Thank you for listening and please don’t hesitate to contact me via if you would like to learn more about the details of the conversation or have any suggestion.


With particular gratitude to Chronus Art Center for facilitating this interview.

Direct download: episode2.mp3
Category:general -- posted at: 9:09pm CDT

A continuation of Ben's conversation with John Mraz on photography in Mexico.

The music used for the intro and outro bumpers is Cello Suite no. 1 in G, BMW 1007, composed by Johann Sebastian Bach.

Recorded and edited by Oskar Olsson.

Direct download: Episode_1_Part_2_John_Mraz.mp3
Category:general -- posted at: 1:42am CDT

A conversation with John Mraz about photography in Mexico.

The music used for the intro and outro bumpers is 

Cell Suite no. 1 in G, BMW 1007, composed by Johann Sebastian Bach. 

Find the full piece here.  

Recorded and edited by Oskar Olsson.


Direct download: Episode_1_Part_1_John_Mraz.mp3
Category:general -- posted at: 7:21pm CDT

Janeil Engelstad talks with Shannon Stratton about her work as the Mildred and William Lasdon Chief Curator at The Museum of Arts and Design, New York, NY, as well as Stratton’s own background as an artist and MAD’s recent exhibition Sonic Arcade: Shaping Space with Sound.

Direct download: MAP_-_Shannon_Final.mp3
Category:general -- posted at: 4:20pm CDT

Jieming Hu is one of the pioneering artists of digital media and video installation art in today's China and is currently the chair of the academic board at the School of Fine Arts at the Shanghai Institute of Visual Arts.

This episode covers topics including early Chinese media art practices in the background of social changes, his thinking about media culture as reflected in his artworks, artistic exploration into time and life, manipulation of installation spaces via smell, sound and light, etc.

1980s and 90s witnessed a transition in the living condition of Chinese people which was reflected in the media condition.
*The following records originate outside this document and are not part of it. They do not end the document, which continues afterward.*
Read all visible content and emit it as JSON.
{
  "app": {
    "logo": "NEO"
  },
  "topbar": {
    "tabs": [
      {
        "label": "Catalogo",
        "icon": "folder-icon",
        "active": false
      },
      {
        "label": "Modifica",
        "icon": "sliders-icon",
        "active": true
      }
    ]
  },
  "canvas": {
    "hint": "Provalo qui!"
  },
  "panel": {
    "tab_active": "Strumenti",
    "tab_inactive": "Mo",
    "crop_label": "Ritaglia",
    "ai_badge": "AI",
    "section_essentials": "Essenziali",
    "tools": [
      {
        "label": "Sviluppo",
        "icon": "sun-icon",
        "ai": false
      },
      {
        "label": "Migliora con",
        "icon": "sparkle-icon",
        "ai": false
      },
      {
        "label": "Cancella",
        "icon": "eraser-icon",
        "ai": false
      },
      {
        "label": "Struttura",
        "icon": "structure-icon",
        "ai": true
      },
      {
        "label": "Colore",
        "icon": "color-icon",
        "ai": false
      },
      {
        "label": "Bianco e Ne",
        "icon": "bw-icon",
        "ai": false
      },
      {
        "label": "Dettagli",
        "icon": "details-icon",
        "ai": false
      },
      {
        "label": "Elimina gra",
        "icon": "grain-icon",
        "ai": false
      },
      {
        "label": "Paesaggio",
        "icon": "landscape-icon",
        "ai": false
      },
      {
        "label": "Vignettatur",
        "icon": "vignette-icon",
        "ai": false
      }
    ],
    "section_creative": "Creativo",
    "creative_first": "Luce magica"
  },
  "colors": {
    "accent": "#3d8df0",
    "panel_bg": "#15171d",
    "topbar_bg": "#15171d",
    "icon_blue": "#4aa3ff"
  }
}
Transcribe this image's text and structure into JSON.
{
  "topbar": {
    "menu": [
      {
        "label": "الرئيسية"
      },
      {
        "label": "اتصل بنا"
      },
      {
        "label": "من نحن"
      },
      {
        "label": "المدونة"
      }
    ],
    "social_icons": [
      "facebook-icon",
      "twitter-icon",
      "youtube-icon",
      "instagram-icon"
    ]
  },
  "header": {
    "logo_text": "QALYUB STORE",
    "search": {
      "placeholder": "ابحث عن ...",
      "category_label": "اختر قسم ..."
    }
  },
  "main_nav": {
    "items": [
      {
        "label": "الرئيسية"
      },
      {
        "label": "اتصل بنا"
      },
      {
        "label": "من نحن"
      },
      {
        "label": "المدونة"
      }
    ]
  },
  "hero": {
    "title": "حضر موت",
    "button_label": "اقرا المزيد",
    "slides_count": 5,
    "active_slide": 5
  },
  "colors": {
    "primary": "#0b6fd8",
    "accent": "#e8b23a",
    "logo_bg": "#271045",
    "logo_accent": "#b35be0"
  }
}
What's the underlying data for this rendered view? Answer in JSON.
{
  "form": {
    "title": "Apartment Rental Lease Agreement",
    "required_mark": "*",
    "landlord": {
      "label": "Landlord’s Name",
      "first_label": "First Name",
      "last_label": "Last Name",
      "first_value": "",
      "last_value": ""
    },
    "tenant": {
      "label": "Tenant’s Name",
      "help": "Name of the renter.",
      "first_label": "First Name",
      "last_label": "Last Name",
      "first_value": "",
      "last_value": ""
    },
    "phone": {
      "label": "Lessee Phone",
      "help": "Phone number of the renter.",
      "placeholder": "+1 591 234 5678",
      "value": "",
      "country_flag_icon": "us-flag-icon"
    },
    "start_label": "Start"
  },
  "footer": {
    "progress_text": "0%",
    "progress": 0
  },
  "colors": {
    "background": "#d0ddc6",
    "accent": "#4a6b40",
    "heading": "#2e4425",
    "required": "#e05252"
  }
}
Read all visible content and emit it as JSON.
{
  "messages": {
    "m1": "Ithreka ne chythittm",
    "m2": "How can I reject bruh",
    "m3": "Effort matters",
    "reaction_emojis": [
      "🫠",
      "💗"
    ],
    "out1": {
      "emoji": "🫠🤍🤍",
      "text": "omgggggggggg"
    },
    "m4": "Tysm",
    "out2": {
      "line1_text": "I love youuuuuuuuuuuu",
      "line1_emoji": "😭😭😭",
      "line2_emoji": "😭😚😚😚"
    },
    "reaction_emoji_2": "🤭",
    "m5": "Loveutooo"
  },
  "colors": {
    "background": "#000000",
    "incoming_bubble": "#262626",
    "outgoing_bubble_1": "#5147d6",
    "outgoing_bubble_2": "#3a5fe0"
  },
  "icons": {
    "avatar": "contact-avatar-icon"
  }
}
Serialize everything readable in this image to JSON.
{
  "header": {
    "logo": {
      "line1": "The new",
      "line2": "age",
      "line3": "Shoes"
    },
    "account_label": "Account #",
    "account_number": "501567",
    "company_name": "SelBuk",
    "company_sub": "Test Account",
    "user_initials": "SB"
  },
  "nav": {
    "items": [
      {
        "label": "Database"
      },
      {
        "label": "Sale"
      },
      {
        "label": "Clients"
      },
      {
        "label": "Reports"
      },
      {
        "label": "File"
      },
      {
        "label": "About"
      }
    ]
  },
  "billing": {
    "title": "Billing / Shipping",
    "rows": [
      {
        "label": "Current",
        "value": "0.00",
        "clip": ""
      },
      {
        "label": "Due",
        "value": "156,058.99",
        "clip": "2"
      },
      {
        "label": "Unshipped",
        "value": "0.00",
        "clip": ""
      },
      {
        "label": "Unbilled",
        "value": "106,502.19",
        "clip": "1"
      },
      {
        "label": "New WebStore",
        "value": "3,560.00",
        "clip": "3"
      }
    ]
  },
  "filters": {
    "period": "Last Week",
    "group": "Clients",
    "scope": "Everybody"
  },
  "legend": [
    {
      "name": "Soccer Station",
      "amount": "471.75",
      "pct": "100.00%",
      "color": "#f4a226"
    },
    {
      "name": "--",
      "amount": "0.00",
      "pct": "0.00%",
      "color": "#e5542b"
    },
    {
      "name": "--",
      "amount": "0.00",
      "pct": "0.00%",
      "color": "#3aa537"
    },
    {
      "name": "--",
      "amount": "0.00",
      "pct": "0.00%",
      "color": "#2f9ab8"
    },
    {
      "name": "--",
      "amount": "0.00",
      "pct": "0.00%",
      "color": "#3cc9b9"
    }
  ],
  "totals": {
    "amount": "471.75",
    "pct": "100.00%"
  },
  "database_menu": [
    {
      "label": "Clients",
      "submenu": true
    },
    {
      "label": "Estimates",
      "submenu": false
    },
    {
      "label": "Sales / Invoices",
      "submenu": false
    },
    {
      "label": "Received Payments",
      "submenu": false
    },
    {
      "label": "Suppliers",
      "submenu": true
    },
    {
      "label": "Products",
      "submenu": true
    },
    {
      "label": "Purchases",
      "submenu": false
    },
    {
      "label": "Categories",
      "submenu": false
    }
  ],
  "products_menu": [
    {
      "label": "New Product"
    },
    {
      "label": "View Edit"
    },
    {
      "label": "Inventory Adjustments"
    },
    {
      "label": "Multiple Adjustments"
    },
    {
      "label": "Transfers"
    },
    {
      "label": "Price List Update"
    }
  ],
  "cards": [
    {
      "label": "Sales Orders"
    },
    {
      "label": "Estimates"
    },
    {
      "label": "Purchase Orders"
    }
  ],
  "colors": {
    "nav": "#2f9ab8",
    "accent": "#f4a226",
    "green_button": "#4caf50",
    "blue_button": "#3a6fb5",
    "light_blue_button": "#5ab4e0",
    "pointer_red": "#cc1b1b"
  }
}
In contrast with the information exploration in the Internet Age, TV used to be the only information resource for Chinese people with only 12 channels. Being sensitive to the social change of the times, the first period of Hu’s art creation focused on questioning the relationship between media, popular culture and people, such as taking snapshots from the 12 TV channels and making them into a synthesized visual experience of labyrinth, juxtaposing pictures of Coke cans, Pepsi bottles and red flags to create an ironic new version of the “Raft of the Medusa,” etc.

In the years following 2000, Hu’s works turn more “inwards” into the exploration of the issue of time and memory. For example, his installation work Dozens of Days and Dozens of Years (2007) displays a set of furniture pieces decaying 4000 times faster than normal decaying speed with chemical and optical facilities, thus directly presenting the power of time and the fragility of life. When discussing the on-site affection of an artwork, Hu mentioned his long interest in the documentary of the animal world, and how he incorporates these primitive sensorial arousing elements including subtle changes in smell, sound and light into the construction of his artwork. The episode then ends with a discussion of Hu’s twofold solo exhibition with Jeffery Shaw: how the parallel presenting of the two art pieces gives a strongly contrasting effect and play between “showing” and “hiding”, “presence” and “absence”, and thus also exemplifies a particular Chinese way of artistic exploration into new media.

Thank you for listening and please don’t hesitate to contact me via if you would like to learn more about the details of the conversation or have any suggestion.

Direct download: episode1.mp3
Category:general -- posted at: 9:13pm CDT